senior research associate at the Joint Center.
"Black politicians whose aspirations have taken them beyond the
safe bounds of predominantly black constituencies have often found
themselves in a limbo of their own," Mr. Smothers said. "In recent years
Please see page A 1 1
Burke keynotes local
By TONYA V.SMITH
Chronide Staff Writer
The Democratic Party represents hope, the ful
fillment of unfulfilled dreams, desires and the future,
Alderman Vivian H. Burke told about 60 people at
the 5th Congressional District Convention May 20.
"We need to unify rather than to let others divide
us,* Mrs. Burke said making reference to the low
turnout at the meeting held in the Parkland High
Also speaking on the low level of Democratic
participation at the congressional rally was Robert F.
Joyce, who ran unsuccessfully for the chairmanship
of Forsyth County. Mr. Joyce spoke in Congressman
Steve L. Neal's stead who was ill and could not
attend the convention.
"It's discouraging, isn't it (the number of people
in the auditorium)," said Mr. Joyce. "We need to get
our Democrats back to precinct meetings. We haven't
lost. We're just not getting these people out to vote
like we used to. We need to be looking for ... a good
candidate to win and run against Jesse Helms."
The Democratic Party has had some difficult
times lately, Mrs. Burke conceded. But true
Democrats must continue to stand, she said.
'True Democrats care about the poor, the forgot
ten, the handicapped, the unemployed, crime, the
children and the children having Children," she said.
"Because we care we are penalized and labeled as
being too liberal ... we need to unify rather than let
others divide us."
Unity, organization and strength begins at the
precinct levels, Mrs. Burke said.
"We must first organize at the precinct level and
work to get true Democrats registered," she said. "In
order to reach people we must reach out. Grass-roots,
Please see page A9
? - -r-tr T! 1
Alderman Vivian Burke
National experts to address drug seminar
From Chronide Staff Reports
The city Board of Aldermen's
Public Safety Committee and the
Citizens Drug Task Force is spon
soring a drug seminar today from
9 a.m. to 3:30 p.m. in the M.C.
Benton Convention Center.
Speakers from across the
United States will speak on drug
issues affecting the city, including
total community involvement in
fighting drug abuse.
The speakers include, Bill

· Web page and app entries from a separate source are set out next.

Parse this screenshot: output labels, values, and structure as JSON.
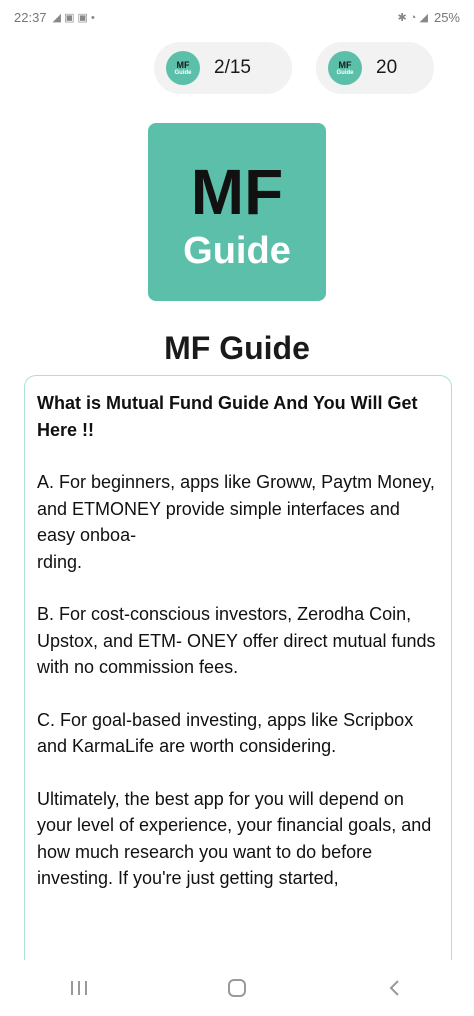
{
  "status_bar": {
    "time": "22:37",
    "left_extras": "◢ ▣ ▣ •",
    "right_extras": "✱ ◔ ◢",
    "battery": "25%"
  },
  "badges": {
    "progress": {
      "icon_top": "MF",
      "icon_bottom": "Guide",
      "value": "2/15"
    },
    "count": {
      "icon_top": "MF",
      "icon_bottom": "Guide",
      "value": "20"
    }
  },
  "logo": {
    "line1": "MF",
    "line2": "Guide"
  },
  "title": "MF Guide",
  "content": {
    "heading": "What is Mutual Fund Guide And You Will Get Here !!",
    "paragraphs": [
      "A. For beginners, apps like Groww, Paytm Money, and ETMONEY provide simple interfaces and easy onboa-\nrding.",
      "B. For cost-conscious investors, Zerodha Coin, Upstox, and ETM- ONEY offer direct mutual funds with no commission fees.",
      "C. For goal-based investing, apps like Scripbox and KarmaLife are worth considering.",
      "Ultimately, the best app for you will depend on your level of experience, your financial goals, and how much research you want to do before investing. If you're just getting started,"
    ]
  },
  "nav": {
    "recents_icon": "recents-icon",
    "home_icon": "home-icon",
    "back_icon": "back-icon"
  },
  "colors": {
    "accent": "#5bbfaa",
    "card_border": "#aee0d3",
    "badge_bg": "#f2f2f2"
  }
}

Rudolph, administrator, Northside
High School, Atlanta, Ga.;
Michael Schrunk, district attorney,
Multnomoh County, Oregon;
Mark DeBernado, National Cham
ber of Commerce, Washington,
D.C.; Frank Parks, president,
National High School Athletic
Coaches Association; William F.
Alder, chief. Office of Con'gres
sional and Public Affairs, Drug
The seminar was organized as
a result of local citizens' concerns
about drugs, said Alderman
Vivian H. Burke, chair of the Pub
lic Safety Committee.
"While I was at the National
League of Cities Conference in
March, I decided tq^talk to top
people oj| 'Hr ?
what Winston-Salem can do in
neighborhoods to help solve the
drug problem," Mrs. Burke said.
"They commended us for taking
initiative and pledged to provide
us speakers for a seminar.
"The idea of the seminar is to
bring together various people in
the community to hear these
nationally known experts discuss
what we can do to heln deal untK